**EXERCISE INSTRUCTIONS**
Write out every line from the listing below where the string "right" is found.

DATA PROVIDED START

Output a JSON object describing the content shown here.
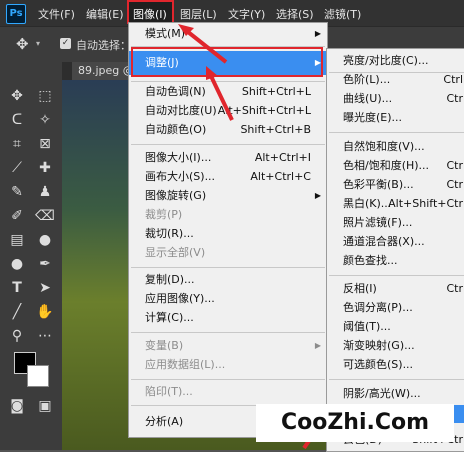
{
  "menubar": {
    "logo": "Ps",
    "items": [
      "文件(F)",
      "编辑(E)",
      "图像(I)",
      "图层(L)",
      "文字(Y)",
      "选择(S)",
      "滤镜(T)"
    ]
  },
  "options": {
    "auto_select_label": "自动选择："
  },
  "document": {
    "tab_label": "89.jpeg @"
  },
  "image_menu": [
    {
      "label": "模式(M)",
      "shortcut": "",
      "submenu": true
    },
    {
      "label": "调整(J)",
      "shortcut": "",
      "submenu": true,
      "highlighted": true
    },
    {
      "label": "自动色调(N)",
      "shortcut": "Shift+Ctrl+L"
    },
    {
      "label": "自动对比度(U)",
      "shortcut": "Alt+Shift+Ctrl+L"
    },
    {
      "label": "自动颜色(O)",
      "shortcut": "Shift+Ctrl+B"
    },
    {
      "label": "图像大小(I)...",
      "shortcut": "Alt+Ctrl+I"
    },
    {
      "label": "画布大小(S)...",
      "shortcut": "Alt+Ctrl+C"
    },
    {
      "label": "图像旋转(G)",
      "shortcut": "",
      "submenu": true
    },
    {
      "label": "裁剪(P)",
      "shortcut": "",
      "disabled": true
    },
    {
      "label": "裁切(R)...",
      "shortcut": ""
    },
    {
      "label": "显示全部(V)",
      "shortcut": "",
      "disabled": true
    },
    {
      "label": "复制(D)...",
      "shortcut": ""
    },
    {
      "label": "应用图像(Y)...",
      "shortcut": ""
    },
    {
      "label": "计算(C)...",
      "shortcut": ""
    },
    {
      "label": "变量(B)",
      "shortcut": "",
      "disabled": true,
      "submenu": true
    },
    {
      "label": "应用数据组(L)...",
      "shortcut": "",
      "disabled": true
    },
    {
      "label": "陷印(T)...",
      "shortcut": "",
      "disabled": true
    },
    {
      "label": "分析(A)",
      "shortcut": "",
      "submenu": true
    }
  ],
  "adjust_menu": [
    {
      "label": "亮度/对比度(C)...",
      "shortcut": ""
    },
    {
      "label": "色阶(L)...",
      "shortcut": "Ctrl"
    },
    {
      "label": "曲线(U)...",
      "shortcut": "Ctr"
    },
    {
      "label": "曝光度(E)...",
      "shortcut": ""
    },
    {
      "label": "自然饱和度(V)...",
      "shortcut": ""
    },
    {
      "label": "色相/饱和度(H)...",
      "shortcut": "Ctr"
    },
    {
      "label": "色彩平衡(B)...",
      "shortcut": "Ctr"
    },
    {
      "label": "黑白(K)...",
      "shortcut": "Alt+Shift+Ctr"
    },
    {
      "label": "照片滤镜(F)...",
      "shortcut": ""
    },
    {
      "label": "通道混合器(X)...",
      "shortcut": ""
    },
    {
      "label": "颜色查找...",
      "shortcut": ""
    },
    {
      "label": "反相(I)",
      "shortcut": "Ctr"
    },
    {
      "label": "色调分离(P)...",
      "shortcut": ""
    },
    {
      "label": "阈值(T)...",
      "shortcut": ""
    },
    {
      "label": "渐变映射(G)...",
      "shortcut": ""
    },
    {
      "label": "可选颜色(S)...",
      "shortcut": ""
    },
    {
      "label": "阴影/高光(W)...",
      "shortcut": ""
    },
    {
      "label": "",
      "shortcut": "",
      "highlighted": true
    },
    {
      "label": "去色(D)",
      "shortcut": "Shift+Ctr"
    }
  ],
  "watermark": "CooZhi.Com",
  "colors": {
    "highlight": "#3a8ef0",
    "annotation": "#e0262d"
  }
}
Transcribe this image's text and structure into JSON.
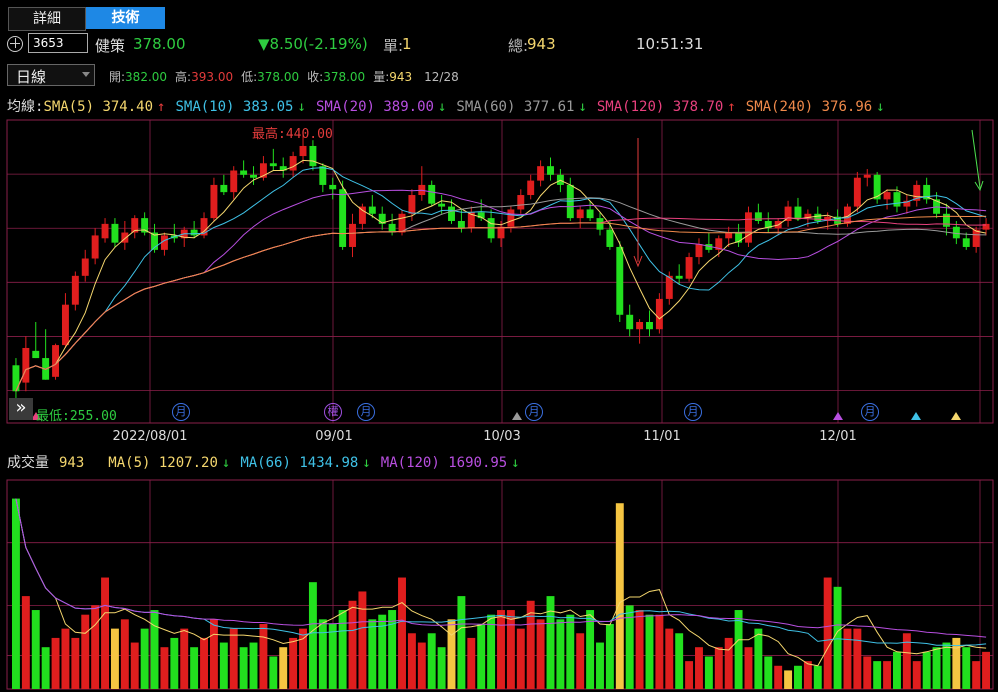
{
  "tabs": [
    {
      "label": "詳細",
      "active": false
    },
    {
      "label": "技術",
      "active": true
    }
  ],
  "quote": {
    "code": "3653",
    "name": "健策",
    "price": "378.00",
    "change": "▼8.50(-2.19%)",
    "unit_label": "單:",
    "unit_value": "1",
    "total_label": "總:",
    "total_value": "943",
    "time": "10:51:31"
  },
  "period": {
    "selected": "日線"
  },
  "ohlc": {
    "open_label": "開:",
    "open": "382.00",
    "high_label": "高:",
    "high": "393.00",
    "low_label": "低:",
    "low": "378.00",
    "close_label": "收:",
    "close": "378.00",
    "vol_label": "量:",
    "vol": "943",
    "date": "12/28"
  },
  "ma_title": "均線:",
  "ma": [
    {
      "label": "SMA(5)",
      "value": "374.40",
      "arrow": "↑",
      "color": "#f5d76e"
    },
    {
      "label": "SMA(10)",
      "value": "383.05",
      "arrow": "↓",
      "color": "#3fc1e6"
    },
    {
      "label": "SMA(20)",
      "value": "389.00",
      "arrow": "↓",
      "color": "#b84fe0"
    },
    {
      "label": "SMA(60)",
      "value": "377.61",
      "arrow": "↓",
      "color": "#9a9a9a"
    },
    {
      "label": "SMA(120)",
      "value": "378.70",
      "arrow": "↑",
      "color": "#e8417e"
    },
    {
      "label": "SMA(240)",
      "value": "376.96",
      "arrow": "↓",
      "color": "#f08a4b"
    }
  ],
  "annotations": {
    "high_label": "最高:",
    "high_value": "440.00",
    "low_label": "最低:",
    "low_value": "255.00",
    "expand_icon": "double-chevron-right-icon"
  },
  "event_markers": [
    {
      "label": "月",
      "type": "circle",
      "color": "#3a6fe0"
    },
    {
      "label": "權",
      "type": "circle",
      "color": "#a050e0"
    },
    {
      "label": "月",
      "type": "circle",
      "color": "#3a6fe0"
    },
    {
      "label": "月",
      "type": "circle",
      "color": "#3a6fe0"
    },
    {
      "label": "月",
      "type": "circle",
      "color": "#3a6fe0"
    },
    {
      "label": "月",
      "type": "circle",
      "color": "#3a6fe0"
    }
  ],
  "date_axis": [
    "2022/08/01",
    "09/01",
    "10/03",
    "11/01",
    "12/01"
  ],
  "volume_header": {
    "title": "成交量",
    "value": "943",
    "ma": [
      {
        "label": "MA(5)",
        "value": "1207.20",
        "arrow": "↓",
        "color": "#f5d76e"
      },
      {
        "label": "MA(66)",
        "value": "1434.98",
        "arrow": "↓",
        "color": "#3fc1e6"
      },
      {
        "label": "MA(120)",
        "value": "1690.95",
        "arrow": "↓",
        "color": "#b84fe0"
      }
    ]
  },
  "colors": {
    "up": "#e01e1e",
    "down": "#22e01e",
    "grid": "#8a1f4a",
    "text_green": "#2ecc40",
    "text_red": "#e23b3b",
    "text_yellow": "#f5d76e",
    "accent_tab": "#1e88e5"
  },
  "chart_data": {
    "type": "candlestick",
    "price_range": [
      240,
      450
    ],
    "volume_range": [
      0,
      4500
    ],
    "candles": [
      [
        280,
        285,
        250,
        262
      ],
      [
        268,
        300,
        262,
        292
      ],
      [
        290,
        310,
        285,
        285
      ],
      [
        285,
        305,
        270,
        270
      ],
      [
        272,
        295,
        270,
        294
      ],
      [
        294,
        330,
        292,
        322
      ],
      [
        322,
        345,
        318,
        342
      ],
      [
        342,
        360,
        338,
        354
      ],
      [
        354,
        375,
        350,
        370
      ],
      [
        368,
        382,
        365,
        378
      ],
      [
        378,
        382,
        362,
        365
      ],
      [
        365,
        380,
        360,
        372
      ],
      [
        372,
        384,
        368,
        382
      ],
      [
        382,
        386,
        370,
        372
      ],
      [
        372,
        378,
        358,
        360
      ],
      [
        360,
        372,
        356,
        370
      ],
      [
        370,
        378,
        365,
        368
      ],
      [
        368,
        376,
        362,
        374
      ],
      [
        374,
        380,
        368,
        370
      ],
      [
        370,
        386,
        368,
        382
      ],
      [
        382,
        410,
        380,
        405
      ],
      [
        405,
        412,
        398,
        400
      ],
      [
        400,
        418,
        395,
        415
      ],
      [
        415,
        422,
        410,
        412
      ],
      [
        412,
        418,
        405,
        410
      ],
      [
        410,
        425,
        408,
        420
      ],
      [
        420,
        430,
        415,
        418
      ],
      [
        418,
        424,
        410,
        415
      ],
      [
        415,
        428,
        410,
        425
      ],
      [
        425,
        440,
        420,
        432
      ],
      [
        432,
        436,
        415,
        418
      ],
      [
        418,
        420,
        400,
        405
      ],
      [
        405,
        410,
        395,
        402
      ],
      [
        402,
        408,
        360,
        362
      ],
      [
        362,
        385,
        355,
        378
      ],
      [
        378,
        392,
        374,
        390
      ],
      [
        390,
        398,
        382,
        385
      ],
      [
        385,
        390,
        374,
        378
      ],
      [
        378,
        385,
        370,
        372
      ],
      [
        372,
        388,
        370,
        385
      ],
      [
        385,
        402,
        380,
        398
      ],
      [
        398,
        418,
        394,
        405
      ],
      [
        405,
        408,
        390,
        392
      ],
      [
        392,
        398,
        385,
        390
      ],
      [
        390,
        395,
        378,
        380
      ],
      [
        380,
        388,
        372,
        375
      ],
      [
        375,
        390,
        372,
        386
      ],
      [
        386,
        395,
        380,
        382
      ],
      [
        382,
        388,
        365,
        368
      ],
      [
        368,
        380,
        362,
        376
      ],
      [
        376,
        390,
        372,
        388
      ],
      [
        388,
        402,
        385,
        398
      ],
      [
        398,
        412,
        395,
        408
      ],
      [
        408,
        422,
        404,
        418
      ],
      [
        418,
        424,
        408,
        412
      ],
      [
        412,
        416,
        400,
        405
      ],
      [
        405,
        410,
        380,
        382
      ],
      [
        382,
        390,
        375,
        388
      ],
      [
        388,
        394,
        380,
        382
      ],
      [
        382,
        386,
        370,
        374
      ],
      [
        374,
        380,
        360,
        362
      ],
      [
        362,
        366,
        310,
        315
      ],
      [
        315,
        322,
        300,
        305
      ],
      [
        305,
        312,
        295,
        310
      ],
      [
        310,
        318,
        300,
        305
      ],
      [
        305,
        330,
        302,
        326
      ],
      [
        326,
        345,
        322,
        342
      ],
      [
        342,
        350,
        336,
        340
      ],
      [
        340,
        358,
        338,
        355
      ],
      [
        355,
        368,
        350,
        364
      ],
      [
        364,
        372,
        358,
        360
      ],
      [
        360,
        370,
        355,
        368
      ],
      [
        368,
        376,
        362,
        372
      ],
      [
        372,
        378,
        362,
        365
      ],
      [
        365,
        390,
        362,
        386
      ],
      [
        386,
        392,
        378,
        380
      ],
      [
        380,
        386,
        372,
        375
      ],
      [
        375,
        382,
        370,
        380
      ],
      [
        380,
        394,
        376,
        390
      ],
      [
        390,
        396,
        380,
        382
      ],
      [
        382,
        388,
        376,
        385
      ],
      [
        385,
        390,
        378,
        380
      ],
      [
        380,
        386,
        374,
        383
      ],
      [
        383,
        388,
        376,
        378
      ],
      [
        378,
        392,
        376,
        390
      ],
      [
        390,
        414,
        386,
        410
      ],
      [
        410,
        416,
        404,
        412
      ],
      [
        412,
        414,
        392,
        395
      ],
      [
        395,
        402,
        388,
        400
      ],
      [
        400,
        404,
        386,
        390
      ],
      [
        390,
        398,
        385,
        394
      ],
      [
        394,
        408,
        390,
        405
      ],
      [
        405,
        410,
        392,
        395
      ],
      [
        395,
        400,
        382,
        385
      ],
      [
        385,
        392,
        370,
        376
      ],
      [
        376,
        380,
        364,
        368
      ],
      [
        368,
        372,
        360,
        362
      ],
      [
        362,
        376,
        358,
        374
      ],
      [
        374,
        382,
        370,
        378
      ]
    ],
    "volumes": [
      4100,
      2000,
      1700,
      900,
      1100,
      1300,
      1100,
      1600,
      1800,
      2400,
      1300,
      1500,
      1000,
      1300,
      1700,
      900,
      1100,
      1300,
      900,
      1100,
      1500,
      1000,
      1300,
      900,
      1000,
      1400,
      700,
      900,
      1100,
      1300,
      2300,
      1500,
      1400,
      1700,
      1900,
      2100,
      1500,
      1600,
      1700,
      2400,
      1200,
      1000,
      1200,
      900,
      1500,
      2000,
      1100,
      1400,
      1600,
      1700,
      1700,
      1300,
      1900,
      1500,
      2000,
      1500,
      1600,
      1200,
      1700,
      1000,
      1400,
      4000,
      1800,
      1700,
      1600,
      1600,
      1300,
      1200,
      600,
      900,
      700,
      900,
      1100,
      1700,
      900,
      1300,
      700,
      500,
      400,
      500,
      600,
      500,
      2400,
      2200,
      1300,
      1300,
      700,
      600,
      600,
      800,
      1200,
      600,
      800,
      900,
      1000,
      1100,
      900,
      600,
      800
    ]
  }
}
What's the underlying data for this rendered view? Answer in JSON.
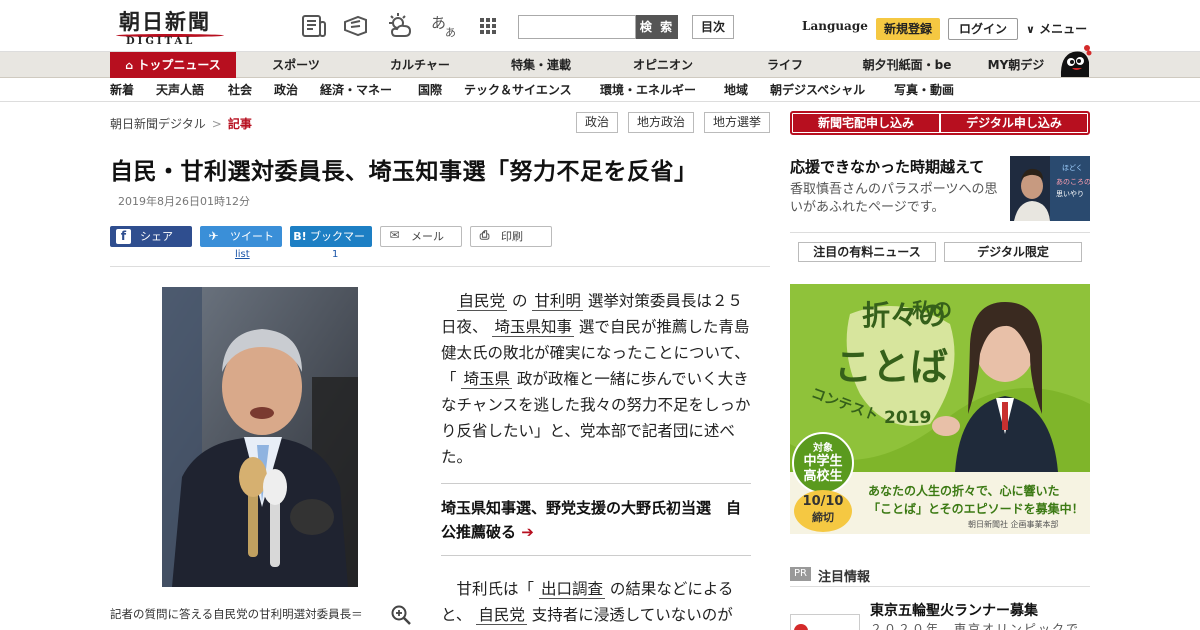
{
  "header": {
    "logo_jp": "朝日新聞",
    "logo_en": "DIGITAL",
    "search_button": "検 索",
    "toc_button": "目次",
    "language": "Language",
    "signup": "新規登録",
    "login": "ログイン",
    "menu": "メニュー"
  },
  "main_nav": [
    "トップニュース",
    "スポーツ",
    "カルチャー",
    "特集・連載",
    "オピニオン",
    "ライフ",
    "朝夕刊紙面・be",
    "MY朝デジ"
  ],
  "sub_nav": [
    "新着",
    "天声人語",
    "社会",
    "政治",
    "経済・マネー",
    "国際",
    "テック＆サイエンス",
    "環境・エネルギー",
    "地域",
    "朝デジスペシャル",
    "写真・動画"
  ],
  "breadcrumb": {
    "home": "朝日新聞デジタル",
    "sep": ">",
    "current": "記事"
  },
  "tags": [
    "政治",
    "地方政治",
    "地方選挙"
  ],
  "article": {
    "headline": "自民・甘利選対委員長、埼玉知事選「努力不足を反省」",
    "date": "2019年8月26日01時12分",
    "share": {
      "facebook": "シェア",
      "twitter": "ツイート",
      "twitter_count": "list",
      "hatena": "ブックマーク",
      "hatena_count": "1",
      "mail": "メール",
      "print": "印刷"
    },
    "caption": "記者の質問に答える自民党の甘利明選対委員長＝",
    "p1": {
      "a": "自民党",
      "b": " の ",
      "c": "甘利明",
      "d": " 選挙対策委員長は２５日夜、 ",
      "e": "埼玉県知事",
      "f": " 選で自民が推薦した青島健太氏の敗北が確実になったことについて、「 ",
      "g": "埼玉県",
      "h": " 政が政権と一緒に歩んでいく大きなチャンスを逃した我々の努力不足をしっかり反省したい」と、党本部で記者団に述べた。"
    },
    "related": "埼玉県知事選、野党支援の大野氏初当選　自公推薦破る",
    "related_arrow": "➔",
    "p2": {
      "a": "甘利氏は「 ",
      "b": "出口調査",
      "c": " の結果などによると、 ",
      "d": "自民党",
      "e": " 支持者に浸透していないのが"
    }
  },
  "sidebar": {
    "subscribe_paper": "新聞宅配申し込み",
    "subscribe_digital": "デジタル申し込み",
    "promo_title": "応援できなかった時期越えて",
    "promo_text": "香取慎吾さんのパラスポーツへの思いがあふれたページです。",
    "tabs": [
      "注目の有料ニュース",
      "デジタル限定"
    ],
    "ad": {
      "watashi": "私の",
      "oriori": "折々の",
      "kotoba": "ことば",
      "contest": "コンテスト",
      "year": "2019",
      "target_label": "対象",
      "target1": "中学生",
      "target2": "高校生",
      "deadline1": "10/10",
      "deadline2": "締切",
      "tagline1": "あなたの人生の折々で、心に響いた",
      "tagline2": "「ことば」とそのエピソードを募集中！",
      "sponsor": "朝日新聞社 企画事業本部"
    },
    "pr_label": "PR",
    "pr_title": "注目情報",
    "pr_item_title": "東京五輪聖火ランナー募集",
    "pr_item_text": "２０２０年、東京オリンピックで"
  },
  "colors": {
    "brand_red": "#b70f1f",
    "signup_yellow": "#f5c842",
    "facebook": "#2f4e8f",
    "twitter": "#3a8fd8",
    "hatena": "#1d7fc4",
    "ad_green": "#7fb52a"
  }
}
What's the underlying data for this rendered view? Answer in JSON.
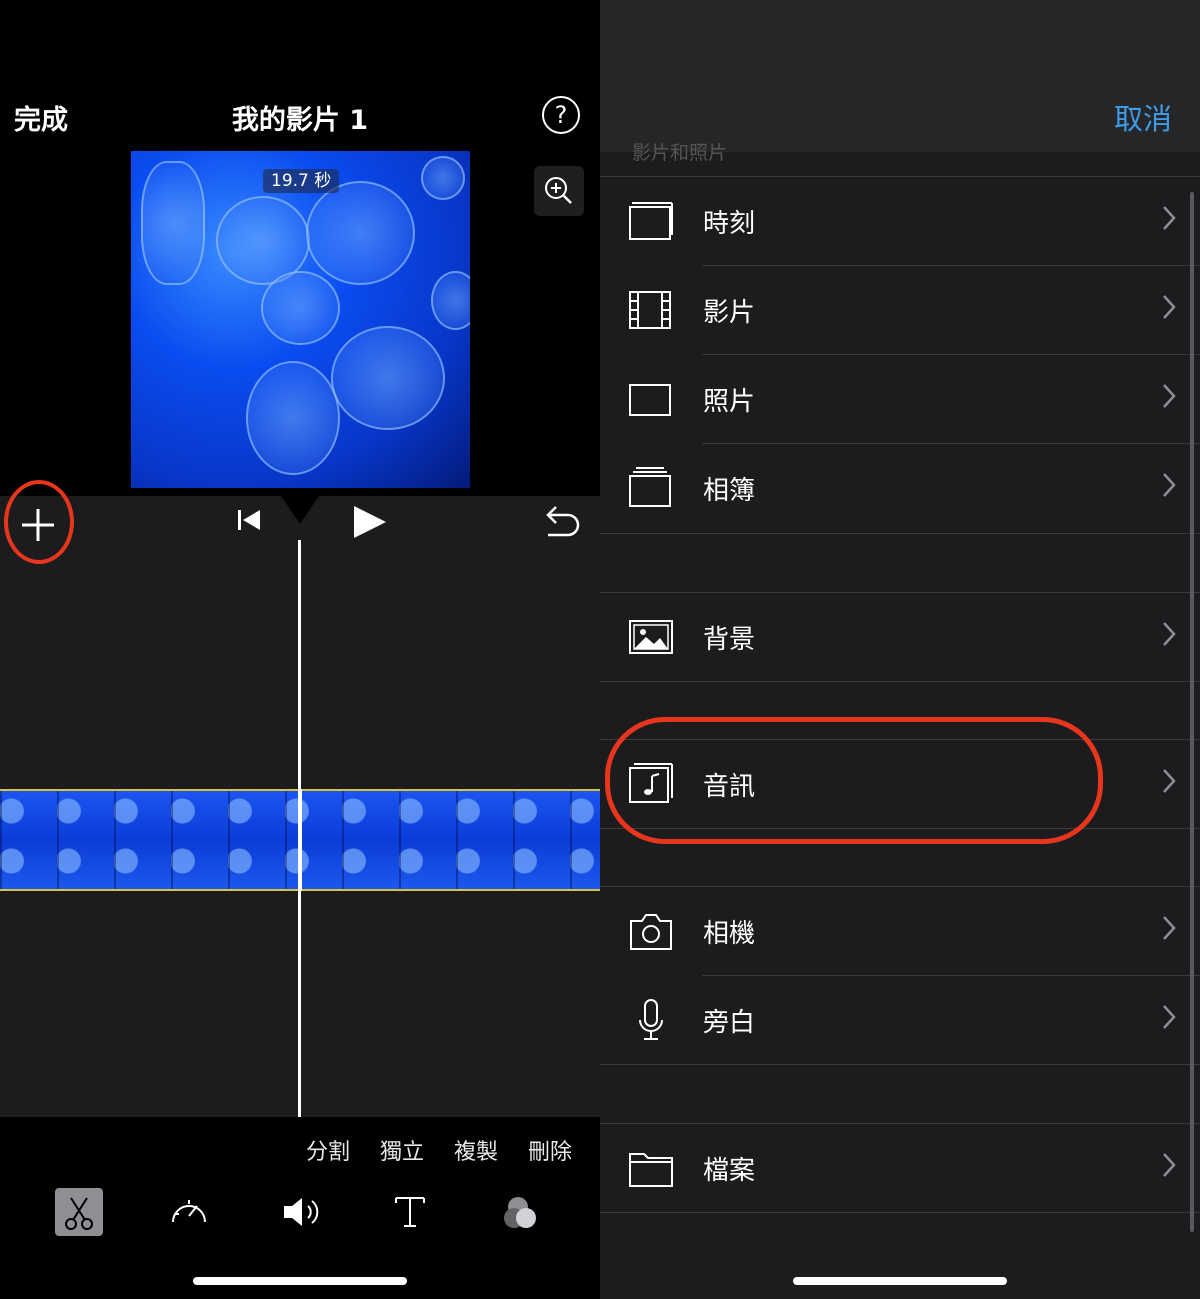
{
  "left": {
    "done_label": "完成",
    "title": "我的影片 1",
    "help_icon_text": "?",
    "duration": "19.7 秒",
    "edit_actions": [
      "分割",
      "獨立",
      "複製",
      "刪除"
    ],
    "tools": [
      "scissors-icon",
      "speed-icon",
      "volume-icon",
      "text-icon",
      "filter-icon"
    ]
  },
  "right": {
    "cancel_label": "取消",
    "faded_header": "影片和照片",
    "items": [
      {
        "label": "時刻",
        "icon": "moments-icon"
      },
      {
        "label": "影片",
        "icon": "film-icon"
      },
      {
        "label": "照片",
        "icon": "photo-icon"
      },
      {
        "label": "相簿",
        "icon": "album-icon"
      },
      {
        "label": "背景",
        "icon": "background-icon"
      },
      {
        "label": "音訊",
        "icon": "audio-icon"
      },
      {
        "label": "相機",
        "icon": "camera-icon"
      },
      {
        "label": "旁白",
        "icon": "microphone-icon"
      },
      {
        "label": "檔案",
        "icon": "folder-icon"
      }
    ]
  },
  "colors": {
    "accent_blue": "#3e9ce6",
    "highlight_red": "#e8361d",
    "clip_border": "#d8c23a"
  }
}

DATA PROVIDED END

**SOLUTION FOR THIS TASK**
    "expand_icon": "double-chevron-right-icon"
  "right": {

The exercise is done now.